Even as a young boy I was greatly fascinated by art and music. I studied the drawings of artists such as Leonardo da Vinci and tried to copy them. I enjoyed making pencil and charcoal drawings, water colours, and oil paintings. As a young teenager, I bought some sculpture tools and some marble and tried to sculpt a block of marble. However, it was literally too hard for me. I took piano lessons when I was young. Music so beautiful. At about the age of twelve, I became greatly interested in science and started reading about atoms and nuclei with great interest. In high school, I became very interested in chemistry, physics, and biology, including the genetics of fruit flies. My interest in science and physics were like my interests in art and music, in that I was greatly influenced by their depth and beauty. Even later, I never felt that I was doing physics as a vocation, but rather as an art of great depth and beauty. I still feel like an artist with regard to doing research and I continue to do it, as best I can, although I am retired.

1. Results published in 2014, in a paper of 25 pages in Physical Reviews Letters (112: 241101). (Back to text)

José Navarro SalasProfessor of Theoretical Physics, IFIC-University of Valencia.
© Mètode 83, 2014.

  12-83Miguel Lorenzo

 «My interest in science and physics were like my interests in art and music, in that I was greatly influenced by their depth and beauty»

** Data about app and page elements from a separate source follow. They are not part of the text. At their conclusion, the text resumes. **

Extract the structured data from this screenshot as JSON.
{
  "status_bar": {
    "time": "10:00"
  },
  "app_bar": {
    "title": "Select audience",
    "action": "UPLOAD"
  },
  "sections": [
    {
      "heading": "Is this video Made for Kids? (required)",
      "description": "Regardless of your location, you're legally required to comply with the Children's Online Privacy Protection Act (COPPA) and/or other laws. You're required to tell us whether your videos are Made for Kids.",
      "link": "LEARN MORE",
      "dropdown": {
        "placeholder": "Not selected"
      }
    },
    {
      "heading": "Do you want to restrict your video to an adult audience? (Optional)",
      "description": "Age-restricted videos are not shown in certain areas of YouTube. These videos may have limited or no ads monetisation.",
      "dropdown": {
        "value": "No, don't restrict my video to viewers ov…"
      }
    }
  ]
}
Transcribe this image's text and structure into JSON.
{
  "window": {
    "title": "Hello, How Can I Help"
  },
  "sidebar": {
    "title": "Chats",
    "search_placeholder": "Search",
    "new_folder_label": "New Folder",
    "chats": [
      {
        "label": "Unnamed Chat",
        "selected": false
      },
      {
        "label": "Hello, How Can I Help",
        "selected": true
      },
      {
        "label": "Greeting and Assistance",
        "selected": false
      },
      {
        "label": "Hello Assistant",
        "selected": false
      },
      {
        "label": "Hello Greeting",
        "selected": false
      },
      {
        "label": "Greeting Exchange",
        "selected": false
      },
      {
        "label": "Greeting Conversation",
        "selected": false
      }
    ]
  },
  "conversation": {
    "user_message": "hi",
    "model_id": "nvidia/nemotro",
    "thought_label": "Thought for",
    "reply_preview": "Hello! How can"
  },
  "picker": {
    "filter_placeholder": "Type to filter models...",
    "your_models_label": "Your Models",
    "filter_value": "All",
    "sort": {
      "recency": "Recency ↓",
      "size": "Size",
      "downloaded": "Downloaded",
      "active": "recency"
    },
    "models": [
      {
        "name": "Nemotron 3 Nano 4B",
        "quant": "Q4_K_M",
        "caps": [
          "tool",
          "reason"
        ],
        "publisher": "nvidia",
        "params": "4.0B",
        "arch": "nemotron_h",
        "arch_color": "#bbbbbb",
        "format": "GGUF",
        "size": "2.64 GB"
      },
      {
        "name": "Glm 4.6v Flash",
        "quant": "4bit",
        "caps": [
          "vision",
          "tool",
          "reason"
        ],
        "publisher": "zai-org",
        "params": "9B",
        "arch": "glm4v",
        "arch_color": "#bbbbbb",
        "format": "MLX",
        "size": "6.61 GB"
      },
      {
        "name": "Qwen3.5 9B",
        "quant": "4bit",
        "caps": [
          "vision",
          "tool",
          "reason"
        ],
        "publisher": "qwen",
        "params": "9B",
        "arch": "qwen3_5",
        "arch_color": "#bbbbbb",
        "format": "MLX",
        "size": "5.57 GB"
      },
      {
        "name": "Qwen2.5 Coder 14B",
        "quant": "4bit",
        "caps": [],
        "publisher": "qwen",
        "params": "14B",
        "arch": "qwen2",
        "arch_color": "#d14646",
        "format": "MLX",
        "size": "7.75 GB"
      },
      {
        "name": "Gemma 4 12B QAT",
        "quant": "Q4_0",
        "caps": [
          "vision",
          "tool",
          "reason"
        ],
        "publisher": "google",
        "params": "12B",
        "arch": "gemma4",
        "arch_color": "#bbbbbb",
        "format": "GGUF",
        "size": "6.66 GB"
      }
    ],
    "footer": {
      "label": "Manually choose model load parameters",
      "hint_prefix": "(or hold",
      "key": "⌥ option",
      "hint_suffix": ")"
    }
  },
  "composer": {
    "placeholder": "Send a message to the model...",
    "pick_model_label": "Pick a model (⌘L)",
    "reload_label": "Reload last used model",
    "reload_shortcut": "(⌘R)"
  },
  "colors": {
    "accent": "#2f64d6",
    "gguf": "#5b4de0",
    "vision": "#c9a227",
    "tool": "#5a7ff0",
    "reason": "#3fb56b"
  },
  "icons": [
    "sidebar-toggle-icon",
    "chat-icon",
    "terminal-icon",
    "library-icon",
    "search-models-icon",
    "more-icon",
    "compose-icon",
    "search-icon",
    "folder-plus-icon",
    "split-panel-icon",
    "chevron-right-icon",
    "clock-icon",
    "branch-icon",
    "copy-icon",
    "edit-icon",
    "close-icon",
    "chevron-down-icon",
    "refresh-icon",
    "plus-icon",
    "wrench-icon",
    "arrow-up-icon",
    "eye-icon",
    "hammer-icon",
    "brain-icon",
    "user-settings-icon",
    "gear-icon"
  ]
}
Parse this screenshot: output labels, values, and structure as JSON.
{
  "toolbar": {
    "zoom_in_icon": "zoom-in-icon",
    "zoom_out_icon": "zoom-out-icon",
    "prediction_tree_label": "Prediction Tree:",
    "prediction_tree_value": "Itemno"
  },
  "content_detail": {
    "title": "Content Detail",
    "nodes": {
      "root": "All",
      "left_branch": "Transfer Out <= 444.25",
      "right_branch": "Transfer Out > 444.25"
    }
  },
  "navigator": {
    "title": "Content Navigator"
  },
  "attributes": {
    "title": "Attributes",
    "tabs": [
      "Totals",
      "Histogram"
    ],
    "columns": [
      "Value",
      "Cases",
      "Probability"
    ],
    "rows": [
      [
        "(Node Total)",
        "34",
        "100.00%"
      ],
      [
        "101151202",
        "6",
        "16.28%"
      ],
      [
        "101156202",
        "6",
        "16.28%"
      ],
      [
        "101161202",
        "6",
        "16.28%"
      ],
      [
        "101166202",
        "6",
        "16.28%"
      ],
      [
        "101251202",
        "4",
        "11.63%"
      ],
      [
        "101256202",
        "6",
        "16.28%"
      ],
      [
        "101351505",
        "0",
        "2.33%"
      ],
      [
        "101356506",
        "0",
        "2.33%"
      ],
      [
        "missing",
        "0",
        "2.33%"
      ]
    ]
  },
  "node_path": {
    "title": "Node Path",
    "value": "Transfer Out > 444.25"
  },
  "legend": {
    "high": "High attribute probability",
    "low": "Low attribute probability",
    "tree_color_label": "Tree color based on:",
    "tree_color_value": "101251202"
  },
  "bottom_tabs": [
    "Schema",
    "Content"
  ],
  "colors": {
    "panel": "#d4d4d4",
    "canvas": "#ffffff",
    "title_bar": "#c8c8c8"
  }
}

Unfortunately we were short of funding and my job entailed a huge teaching load that prevented me from transferring the results of my thesis to scientific papers. My position as Instructor disappeared after two years and I was offered an Assistant Professor position at the University of Wisconsin in Milwaukee, which entailed a heavy load of classes. Fortunately, a snow storm left my wife and I stranded in New York. The record snow storm kept us indoors and made it impossible for us to y back to Milwaukee for two weeks. I used this time to write the first paper, which described the gravitational creation of particles in detail in 1969
© Mètode 2014 - 83. Online only. The Digits of Science - Autumn 2014